Wolf Van Halen Says 'I'm Not Going to Replace' Dad Eddie: 'You Can't Have Van Halen Without' Him
"As disappointing as it may be to some to hear, that's not the priority right now," Wolf said about going through his dad Eddie's music "vault"
Following his dad's death of lung cancer in early October, Wolf told Howard Stern in an interview for his SiriusXM show that the band has no plans of officially reuniting and that he will not be looking into his dad's music "vault" anytime soon.
"You can't have Van Halen without Eddie Van Halen," Wolf, 29, said. "I'm not Dad. I'm not going to replace him."
"I've spent my life making sure I'm not like him and that I'm my own person," he added. "My dad would be pissed off. He'd be like, 'What the f— are you doing? Go do your s—."
He explained that he understood that fans "want to see the music continue" but that it wouldn't be possible. However, he did tease that perhaps a one-time tribute show would be possible "down the line."
"It's done," he said. "You can't have that without him. I don't have a dad anymore and I'm coming to terms with that so I think the fans can try and come to terms with and figure out how to deal with the fact that we're not going to have Van Halen anymore."
"The music is going to live on forever," he added. "But you can't continue without Eddie Van Halen."
Wolf also said that he'll one day go through the "s— ton of tapes" his dad left behind that "will take a very, very long time to get through."
"As disappointing as it may be to some to hear, that's not the priority right now," he said. "I can't put a timeline on it but not in the immediate future would we be going through it."
"My dad would be pissed off at me... 'What are you doing? Don't go through my old s—, go do your new s—,'" he added. "Mark my words, there will be a time that we go through it, it's just not right now."
Wolf assured that "there's amazing s— in there" but that he's not ready to go through it just yet.
Earlier in the interview, Wolf opened up about his grief, saying that he still felt "awful" about his father's death.

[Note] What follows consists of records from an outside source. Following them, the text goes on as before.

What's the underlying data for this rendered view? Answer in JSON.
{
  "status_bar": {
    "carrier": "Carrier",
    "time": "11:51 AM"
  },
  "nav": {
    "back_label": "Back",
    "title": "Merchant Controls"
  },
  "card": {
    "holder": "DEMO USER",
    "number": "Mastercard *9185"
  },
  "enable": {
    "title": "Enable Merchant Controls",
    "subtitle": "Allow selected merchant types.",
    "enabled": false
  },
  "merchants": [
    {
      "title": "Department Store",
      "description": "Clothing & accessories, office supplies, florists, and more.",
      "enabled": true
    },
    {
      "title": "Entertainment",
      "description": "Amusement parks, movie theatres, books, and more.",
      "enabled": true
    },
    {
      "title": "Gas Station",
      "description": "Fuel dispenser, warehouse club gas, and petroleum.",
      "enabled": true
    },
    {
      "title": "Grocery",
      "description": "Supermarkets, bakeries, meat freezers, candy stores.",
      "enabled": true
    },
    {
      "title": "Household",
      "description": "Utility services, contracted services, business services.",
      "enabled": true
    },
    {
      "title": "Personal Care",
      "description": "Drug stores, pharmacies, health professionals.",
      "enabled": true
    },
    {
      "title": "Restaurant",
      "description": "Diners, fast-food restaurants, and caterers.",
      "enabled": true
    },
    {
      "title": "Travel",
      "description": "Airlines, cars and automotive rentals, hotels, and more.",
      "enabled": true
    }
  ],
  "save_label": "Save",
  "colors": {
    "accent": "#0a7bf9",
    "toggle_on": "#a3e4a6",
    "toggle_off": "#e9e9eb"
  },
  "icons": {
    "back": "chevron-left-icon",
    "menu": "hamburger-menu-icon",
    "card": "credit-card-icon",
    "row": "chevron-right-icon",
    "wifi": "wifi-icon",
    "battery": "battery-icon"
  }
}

"Some days are better than others but the pain is still there always," he said. "You just figure out how to carry it a bit better as time goes on but it's always going to hurt."

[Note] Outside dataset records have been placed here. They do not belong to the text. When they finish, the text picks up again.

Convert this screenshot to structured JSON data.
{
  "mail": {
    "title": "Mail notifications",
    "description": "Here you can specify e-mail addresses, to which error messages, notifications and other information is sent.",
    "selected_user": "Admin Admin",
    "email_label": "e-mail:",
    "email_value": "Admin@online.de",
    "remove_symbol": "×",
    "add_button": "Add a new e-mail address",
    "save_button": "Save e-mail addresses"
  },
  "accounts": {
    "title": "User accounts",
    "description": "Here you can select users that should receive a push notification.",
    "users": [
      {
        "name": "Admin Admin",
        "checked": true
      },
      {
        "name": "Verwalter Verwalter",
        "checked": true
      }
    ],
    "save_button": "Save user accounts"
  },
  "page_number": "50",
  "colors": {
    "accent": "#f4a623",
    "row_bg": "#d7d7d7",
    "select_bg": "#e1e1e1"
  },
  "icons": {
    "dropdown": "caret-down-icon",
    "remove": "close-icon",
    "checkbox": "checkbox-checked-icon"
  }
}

"The gift and the curse of it was that we had such a close connection," he added about their relationship. "And now for the rest of my life, there's no way I'll never be able to not think about him no matter what I do — which is good, but it hurts a lot."